(Dataset rows for apps and sites)
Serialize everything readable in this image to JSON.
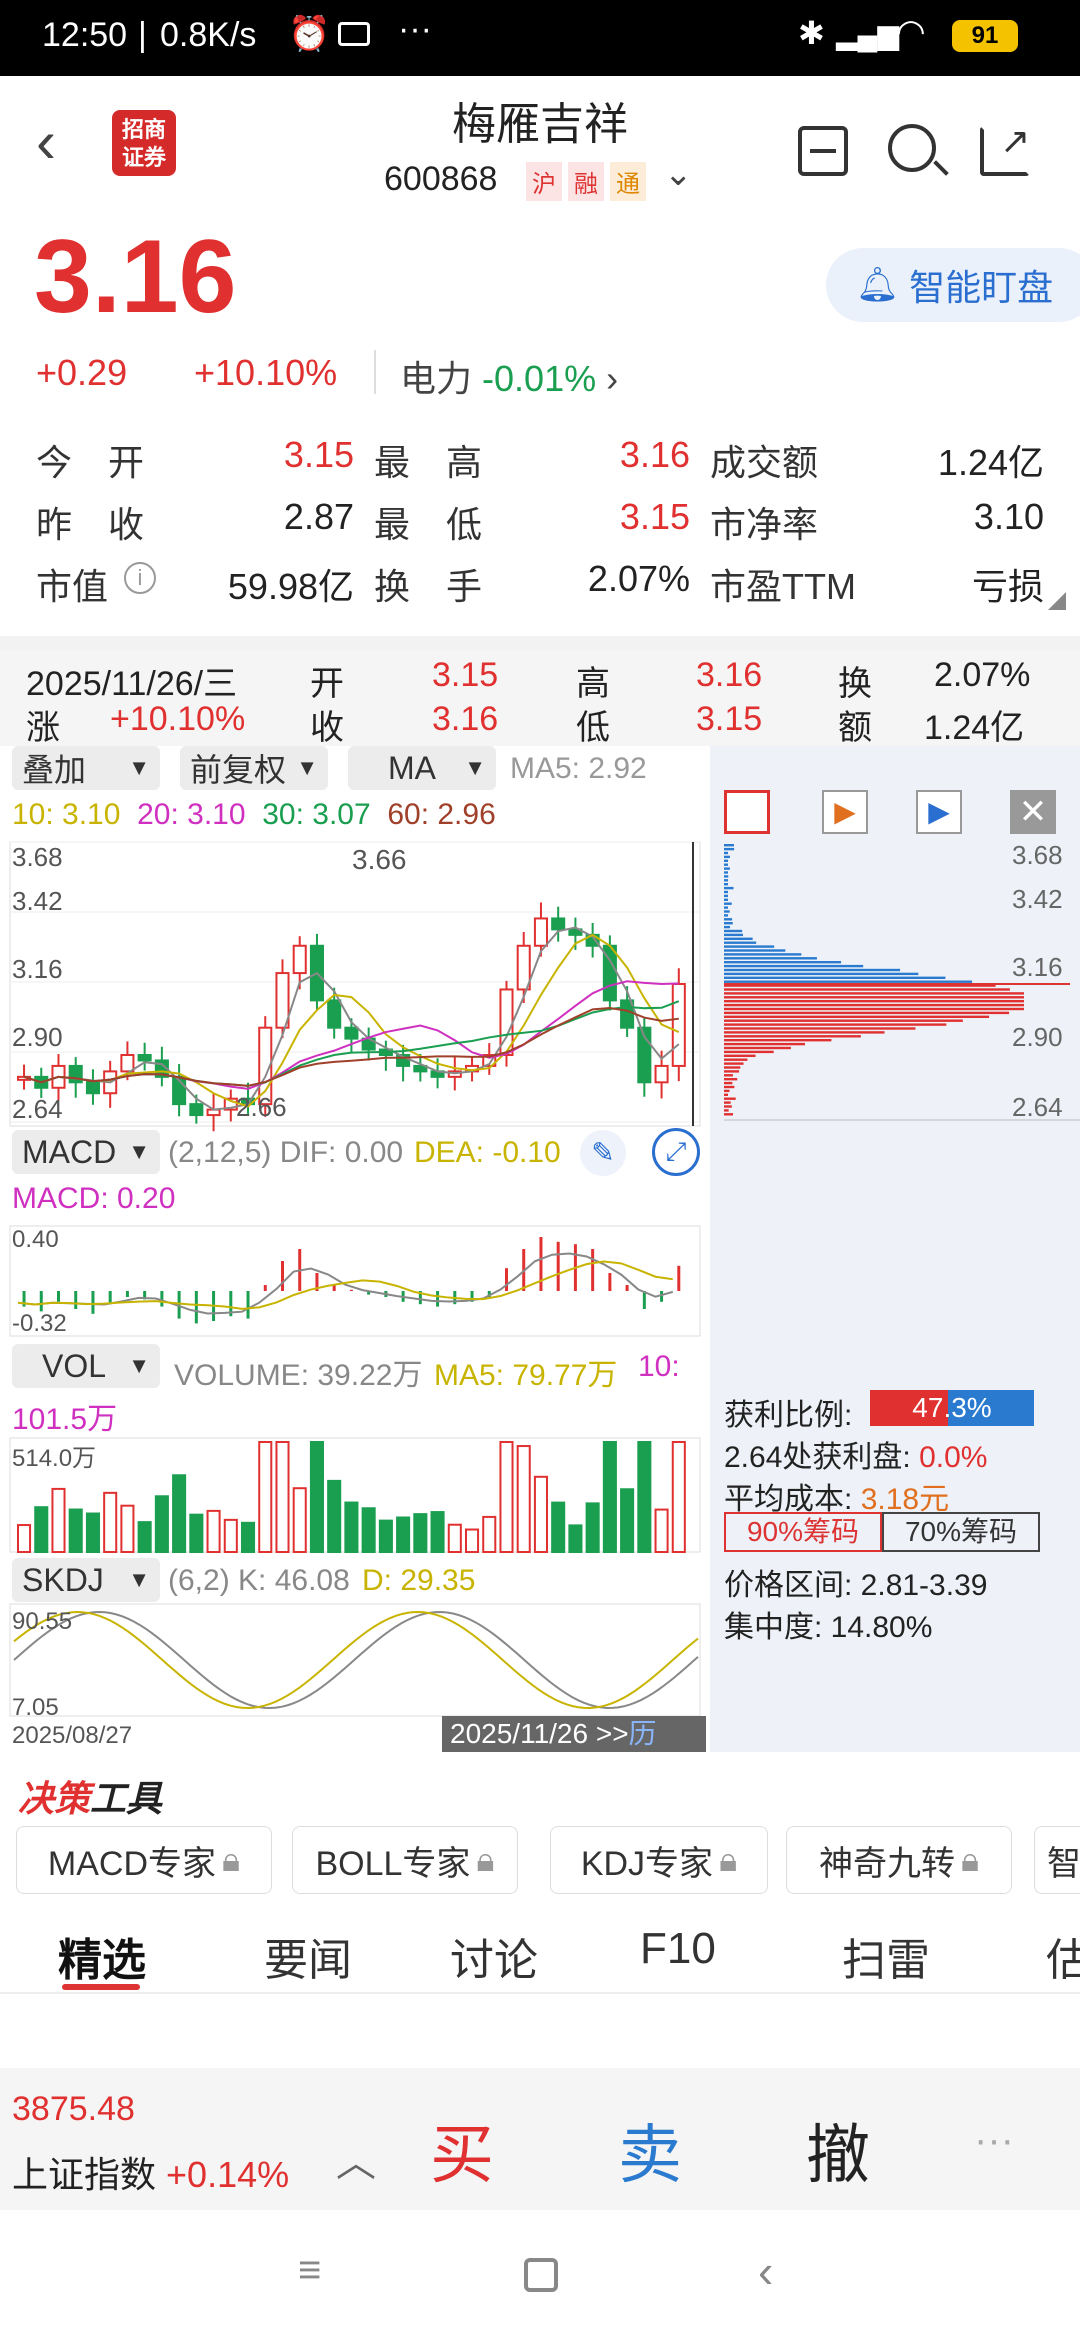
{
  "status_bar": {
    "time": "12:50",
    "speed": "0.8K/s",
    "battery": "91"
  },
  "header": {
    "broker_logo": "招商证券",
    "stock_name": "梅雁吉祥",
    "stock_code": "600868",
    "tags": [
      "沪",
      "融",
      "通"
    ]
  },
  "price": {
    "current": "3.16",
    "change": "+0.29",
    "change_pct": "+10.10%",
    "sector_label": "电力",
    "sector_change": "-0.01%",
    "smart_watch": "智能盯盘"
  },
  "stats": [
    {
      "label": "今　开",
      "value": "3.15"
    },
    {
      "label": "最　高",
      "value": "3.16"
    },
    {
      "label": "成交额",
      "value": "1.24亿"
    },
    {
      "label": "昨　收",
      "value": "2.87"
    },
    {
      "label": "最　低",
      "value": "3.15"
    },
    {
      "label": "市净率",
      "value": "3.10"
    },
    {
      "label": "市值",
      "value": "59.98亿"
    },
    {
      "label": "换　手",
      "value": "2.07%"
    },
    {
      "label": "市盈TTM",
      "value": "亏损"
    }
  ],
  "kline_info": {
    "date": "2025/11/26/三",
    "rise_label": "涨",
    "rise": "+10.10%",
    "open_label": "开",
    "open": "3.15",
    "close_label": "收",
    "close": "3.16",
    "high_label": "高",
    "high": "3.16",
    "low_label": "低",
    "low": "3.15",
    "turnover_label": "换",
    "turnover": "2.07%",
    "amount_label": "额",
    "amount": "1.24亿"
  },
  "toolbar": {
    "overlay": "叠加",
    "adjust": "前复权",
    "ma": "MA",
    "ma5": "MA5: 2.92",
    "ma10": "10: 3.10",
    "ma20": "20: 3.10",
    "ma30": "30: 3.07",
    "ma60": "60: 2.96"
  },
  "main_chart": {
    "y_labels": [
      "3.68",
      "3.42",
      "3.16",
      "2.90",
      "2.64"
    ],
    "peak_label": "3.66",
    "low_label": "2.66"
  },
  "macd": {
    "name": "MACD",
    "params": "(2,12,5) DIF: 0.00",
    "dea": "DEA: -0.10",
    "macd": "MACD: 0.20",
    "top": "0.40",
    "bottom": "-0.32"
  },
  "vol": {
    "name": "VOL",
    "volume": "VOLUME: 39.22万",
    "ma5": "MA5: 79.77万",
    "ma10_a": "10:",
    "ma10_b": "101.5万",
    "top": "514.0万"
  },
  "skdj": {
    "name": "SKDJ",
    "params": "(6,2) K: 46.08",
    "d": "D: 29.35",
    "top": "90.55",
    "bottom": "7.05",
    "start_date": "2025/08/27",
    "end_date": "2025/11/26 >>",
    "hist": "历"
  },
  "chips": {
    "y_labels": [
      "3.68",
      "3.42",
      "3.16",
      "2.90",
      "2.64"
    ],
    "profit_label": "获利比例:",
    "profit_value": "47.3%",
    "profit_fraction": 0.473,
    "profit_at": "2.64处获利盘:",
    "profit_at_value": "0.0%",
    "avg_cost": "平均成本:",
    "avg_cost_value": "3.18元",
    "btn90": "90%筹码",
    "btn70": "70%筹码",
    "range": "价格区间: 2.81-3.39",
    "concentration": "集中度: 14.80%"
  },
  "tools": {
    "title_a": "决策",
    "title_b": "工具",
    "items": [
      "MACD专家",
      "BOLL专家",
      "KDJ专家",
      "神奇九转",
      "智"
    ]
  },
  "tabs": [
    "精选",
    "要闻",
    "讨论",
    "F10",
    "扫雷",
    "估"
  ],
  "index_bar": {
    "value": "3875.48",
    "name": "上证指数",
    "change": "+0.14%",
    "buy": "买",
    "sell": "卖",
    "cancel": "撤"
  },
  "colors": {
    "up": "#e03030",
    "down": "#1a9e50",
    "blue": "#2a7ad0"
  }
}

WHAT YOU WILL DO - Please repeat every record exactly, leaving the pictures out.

RESULT -
Serialize everything readable in this image to JSON.
{
  "status_bar": {
    "time": "12:50",
    "speed": "0.8K/s",
    "battery": "91"
  },
  "header": {
    "broker_logo": "招商证券",
    "stock_name": "梅雁吉祥",
    "stock_code": "600868",
    "tags": [
      "沪",
      "融",
      "通"
    ]
  },
  "price": {
    "current": "3.16",
    "change": "+0.29",
    "change_pct": "+10.10%",
    "sector_label": "电力",
    "sector_change": "-0.01%",
    "smart_watch": "智能盯盘"
  },
  "stats": [
    {
      "label": "今　开",
      "value": "3.15"
    },
    {
      "label": "最　高",
      "value": "3.16"
    },
    {
      "label": "成交额",
      "value": "1.24亿"
    },
    {
      "label": "昨　收",
      "value": "2.87"
    },
    {
      "label": "最　低",
      "value": "3.15"
    },
    {
      "label": "市净率",
      "value": "3.10"
    },
    {
      "label": "市值",
      "value": "59.98亿"
    },
    {
      "label": "换　手",
      "value": "2.07%"
    },
    {
      "label": "市盈TTM",
      "value": "亏损"
    }
  ],
  "kline_info": {
    "date": "2025/11/26/三",
    "rise_label": "涨",
    "rise": "+10.10%",
    "open_label": "开",
    "open": "3.15",
    "close_label": "收",
    "close": "3.16",
    "high_label": "高",
    "high": "3.16",
    "low_label": "低",
    "low": "3.15",
    "turnover_label": "换",
    "turnover": "2.07%",
    "amount_label": "额",
    "amount": "1.24亿"
  },
  "toolbar": {
    "overlay": "叠加",
    "adjust": "前复权",
    "ma": "MA",
    "ma5": "MA5: 2.92",
    "ma10": "10: 3.10",
    "ma20": "20: 3.10",
    "ma30": "30: 3.07",
    "ma60": "60: 2.96"
  },
  "main_chart": {
    "y_labels": [
      "3.68",
      "3.42",
      "3.16",
      "2.90",
      "2.64"
    ],
    "peak_label": "3.66",
    "low_label": "2.66"
  },
  "macd": {
    "name": "MACD",
    "params": "(2,12,5) DIF: 0.00",
    "dea": "DEA: -0.10",
    "macd": "MACD: 0.20",
    "top": "0.40",
    "bottom": "-0.32"
  },
  "vol": {
    "name": "VOL",
    "volume": "VOLUME: 39.22万",
    "ma5": "MA5: 79.77万",
    "ma10_a": "10:",
    "ma10_b": "101.5万",
    "top": "514.0万"
  },
  "skdj": {
    "name": "SKDJ",
    "params": "(6,2) K: 46.08",
    "d": "D: 29.35",
    "top": "90.55",
    "bottom": "7.05",
    "start_date": "2025/08/27",
    "end_date": "2025/11/26 >>",
    "hist": "历"
  },
  "chips": {
    "y_labels": [
      "3.68",
      "3.42",
      "3.16",
      "2.90",
      "2.64"
    ],
    "profit_label": "获利比例:",
    "profit_value": "47.3%",
    "profit_fraction": 0.473,
    "profit_at": "2.64处获利盘:",
    "profit_at_value": "0.0%",
    "avg_cost": "平均成本:",
    "avg_cost_value": "3.18元",
    "btn90": "90%筹码",
    "btn70": "70%筹码",
    "range": "价格区间: 2.81-3.39",
    "concentration": "集中度: 14.80%"
  },
  "tools": {
    "title_a": "决策",
    "title_b": "工具",
    "items": [
      "MACD专家",
      "BOLL专家",
      "KDJ专家",
      "神奇九转",
      "智"
    ]
  },
  "tabs": [
    "精选",
    "要闻",
    "讨论",
    "F10",
    "扫雷",
    "估"
  ],
  "index_bar": {
    "value": "3875.48",
    "name": "上证指数",
    "change": "+0.14%",
    "buy": "买",
    "sell": "卖",
    "cancel": "撤"
  },
  "colors": {
    "up": "#e03030",
    "down": "#1a9e50",
    "blue": "#2a7ad0"
  }
}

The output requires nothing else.